For 8 dozen 3 1/2 inch diameter dough circles - folded in half in a
small dumpling press. I found a little plastic fluted clamshell
press in Cost Plus for $1.98 that worked perfectly. Each pierogie
contains 1 to 2 teaspoons of filling, and are intended to be party
fare, rather than meal sized. You could easily make them any size
you desire... The dough recipe makes a good quantity, I used the
leftovers to make 3 or 4 small baguettes, glazed with egg wash and
sprinkled with poppy seeds, baked as normal bread.
Triticale flour is used to add a golden color to the dough, and a
good mild wheat taste. I tried 50% whole wheat flour, but Colene
asked me to make the dough less "chewy" and less dry tasting - so we
settled on triticale flour. I grind my own, but triticale flour is
widely available in health food and bulk food stores here in
California. These aren't traditional pierogies, they're leavened
with sourdough, rich with sour cream and butter, and baked.
1/3 C warm water
1 C sourdough starter
3 eggs, beaten
1/2 C sour cream at room temperature
1/4 pound melted unsalted butter
salt to taste - 1 tsp or less if you must..
1 C triticale flour
3 to 4 1/2 Cups white flour
In a large warm pottery bowl, mix sourdough starter and warm water.
Add beaten eggs, sour cream, butter and salt. Mix in triticale flour
and most of the white flour, 1 cup at a time. Turn out on a floured
board and knead throughly, adding balance of flour as required. Try
and make the dough a bit firmer and drier than normal bread dough -
this is a subjective measurement. Cover and allow dough to rise for
1 hour - it won't double, but it'll exercise the gluten a bit and
that's just fine.. Let's do the filling next.
3 to 4 large onions, chopped
2 to 3 pounds thinly sliced fresh mushrooms
(cheat and use an wire egg slicer!!)
3 to 4 T olive oil.
dash lemon pepper
1 T oregano
1 T paprika
3 to 4 T dill
4 T tamari soy sauce
2 T parsley
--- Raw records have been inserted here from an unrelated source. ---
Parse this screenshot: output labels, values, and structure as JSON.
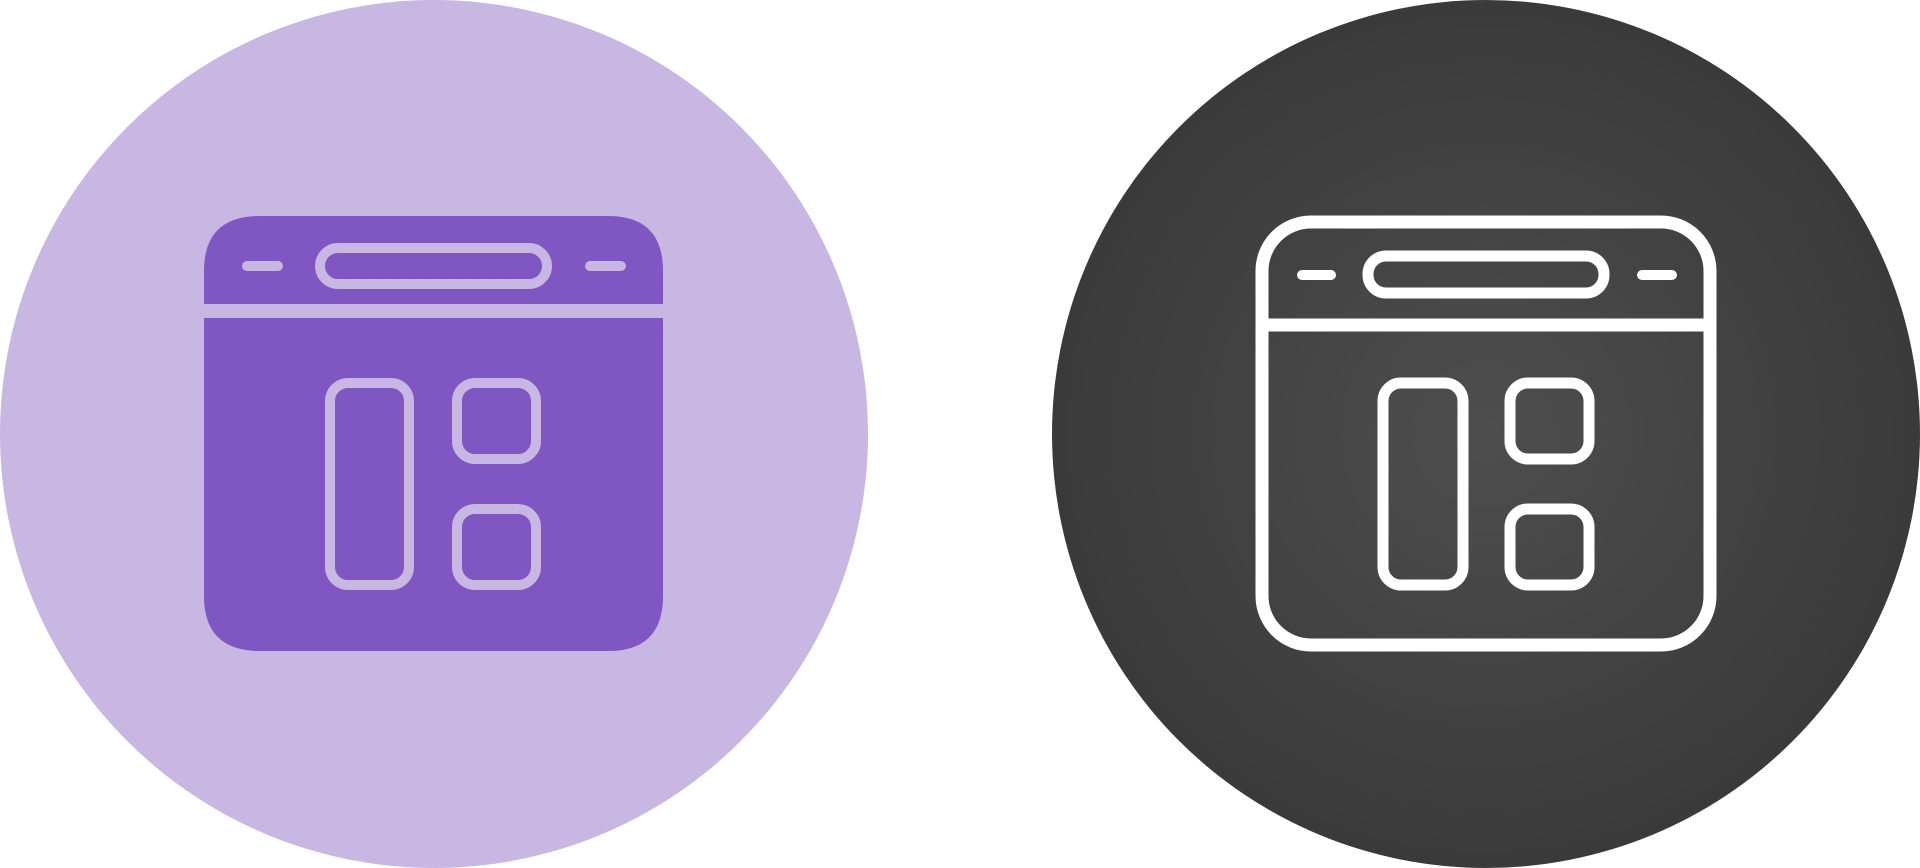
{
  "icons": [
    {
      "name": "browser-dashboard-icon",
      "style": "glyph",
      "background_color": "#c8b6e3",
      "fill_color": "#7f56c2",
      "stroke_color": "#c8b6e3"
    },
    {
      "name": "browser-dashboard-icon",
      "style": "outline",
      "background_color_center": "#4e4e4e",
      "background_color_edge": "#3a3a3a",
      "stroke_color": "#ffffff"
    }
  ]
}
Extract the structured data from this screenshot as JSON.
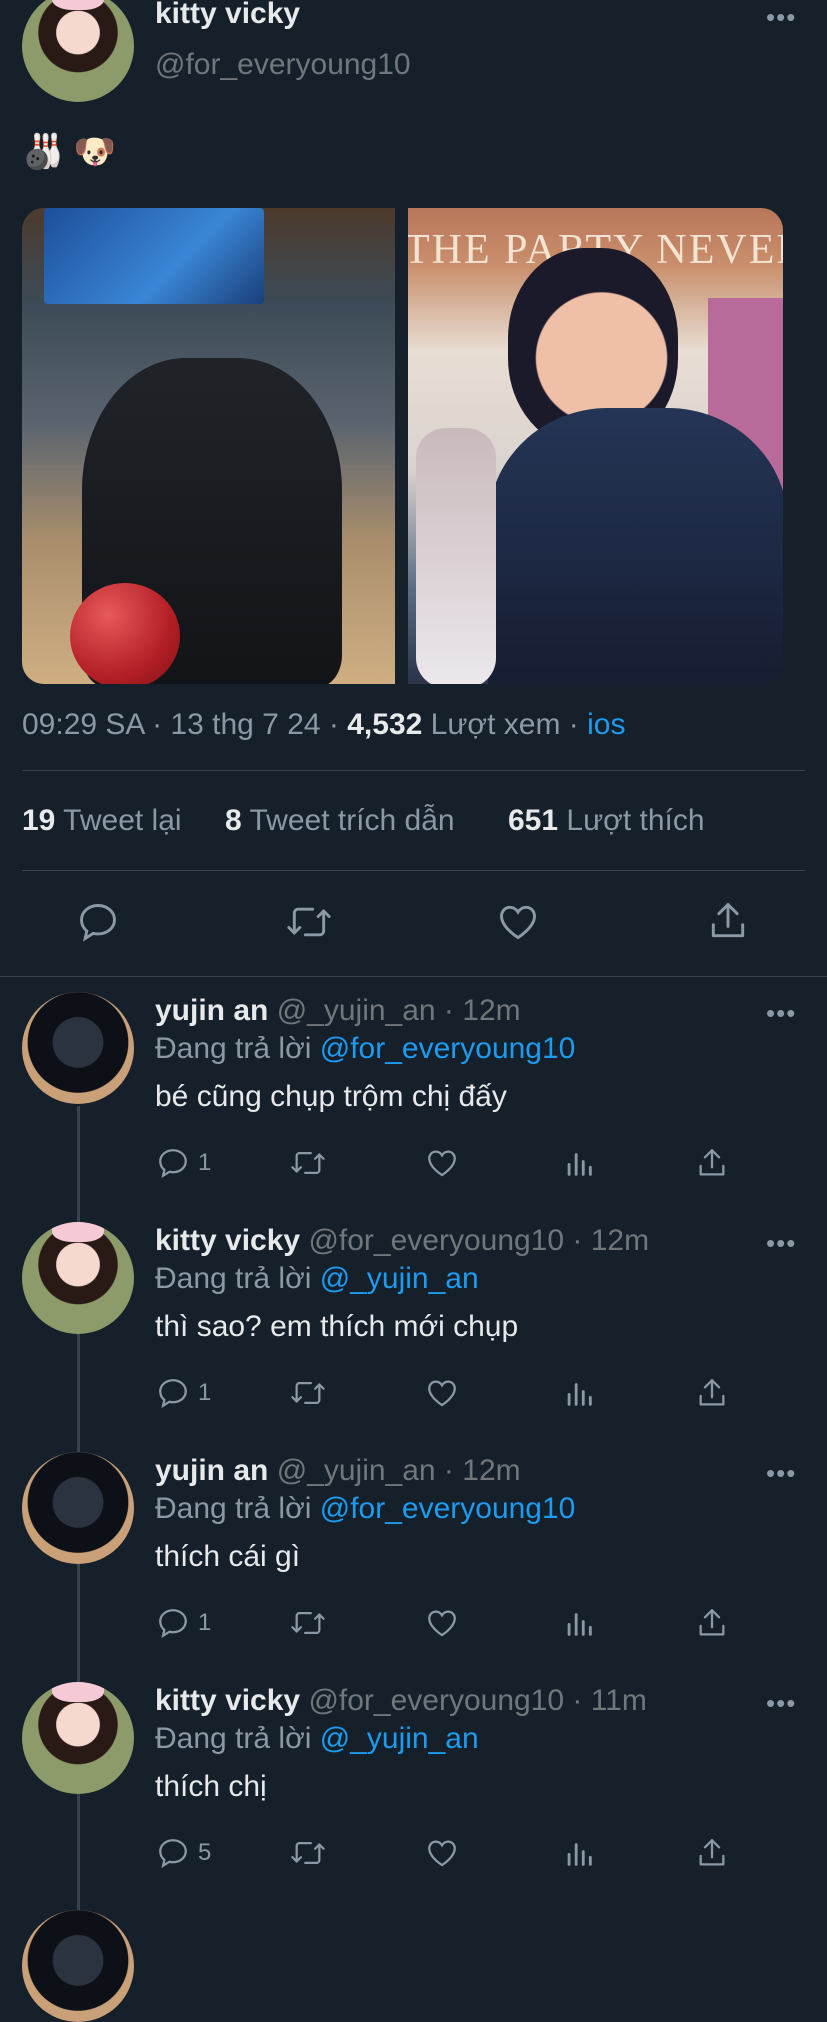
{
  "main_tweet": {
    "author_name": "kitty vicky",
    "author_handle": "@for_everyoung10",
    "text": "🎳 🐶",
    "timestamp": "09:29 SA · 13 thg 7 24 · ",
    "views_count": "4,532",
    "views_label": " Lượt xem · ",
    "source": "ios",
    "retweets_count": "19",
    "retweets_label": "Tweet lại",
    "quotes_count": "8",
    "quotes_label": "Tweet trích dẫn",
    "likes_count": "651",
    "likes_label": "Lượt thích",
    "image_left_sign": "THE PARTY NEVER EN"
  },
  "replies": [
    {
      "name": "yujin an",
      "handle": "@_yujin_an · 12m",
      "replying_prefix": "Đang trả lời ",
      "replying_to": "@for_everyoung10",
      "text": "bé cũng chụp trộm chị đấy",
      "reply_count": "1"
    },
    {
      "name": "kitty vicky",
      "handle": "@for_everyoung10 · 12m",
      "replying_prefix": "Đang trả lời ",
      "replying_to": "@_yujin_an",
      "text": "thì sao? em thích mới chụp",
      "reply_count": "1"
    },
    {
      "name": "yujin an",
      "handle": "@_yujin_an · 12m",
      "replying_prefix": "Đang trả lời ",
      "replying_to": "@for_everyoung10",
      "text": "thích cái gì",
      "reply_count": "1"
    },
    {
      "name": "kitty vicky",
      "handle": "@for_everyoung10 · 11m",
      "replying_prefix": "Đang trả lời ",
      "replying_to": "@_yujin_an",
      "text": "thích chị",
      "reply_count": "5"
    }
  ],
  "icons": [
    "more-icon",
    "reply-icon",
    "retweet-icon",
    "like-icon",
    "share-icon",
    "analytics-icon"
  ],
  "colors": {
    "background": "#15202b",
    "accent": "#1d9bf0",
    "secondary_text": "#8b98a5"
  }
}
Saute onions in olive oil until they're nicely browned, watch
carefully and stir often to avoid burning. Add mushrooms and spices.
Use at least 3 T of dill and don't overdo the oregano. Add no more
than 4 T of tamari initially, mushrooms have lots of water in them.
Reduce heat, cover and cook, stirring often, till mushrooms are just
tender. Taste and adjust seasonings. Mixture should be just damp,
Mix 1 egg yolk and 2 T of hot/sweet mustard, or Dijon, your choice
here. We used a mix of dill and hot/sweet mustards.
2 people work best here, 1 rolling and 1 filling. Pinch off walnut
sized balls of dough, keeping the balance under an inverted bowl on
the work surface. On a floured board, roll the balls into a 3 1/2
inch diameter circle about 1/8 of an inch thick. Don't get too
exact, just don't make them too thick - you'll have two layers when
folded in half. If you have a dumpling press, place the circle on
the press and paint the sealing surface with water - fingertip works
just fine here. Place 1 t of the filling in the middle, don't
overfill. Close the press to seal and trim any excess dough - roll
smaller circles if you goofed. Unmold and place on sprayed (Pam)
Allow to rest for 30 minutes, preheat oven to 350 degrees. Carefully
paint mustard glaze on each pierogie, don't slop over bottom
edges onto the baking sheet. Bake for 15 minutes, check bottoms to
make certain they're not burning. Bake a few minutes longer if
necessary, they should be a lovely golden color and slightly puffed,
Allow to cool on racks (Well, you simply *must* do some form of
quality control and make *sure* they're good enough to serve :-) .)
We froze them 2 dozen in each cheap foil pan - defrosted them at
room temp for a few hours and heated them (covered) for 10 minutes
at 350 degrees on tea day.
You could also mix a few teaspoons of dill mustard and some non-fat
plain yogurt and serve with the pierogies.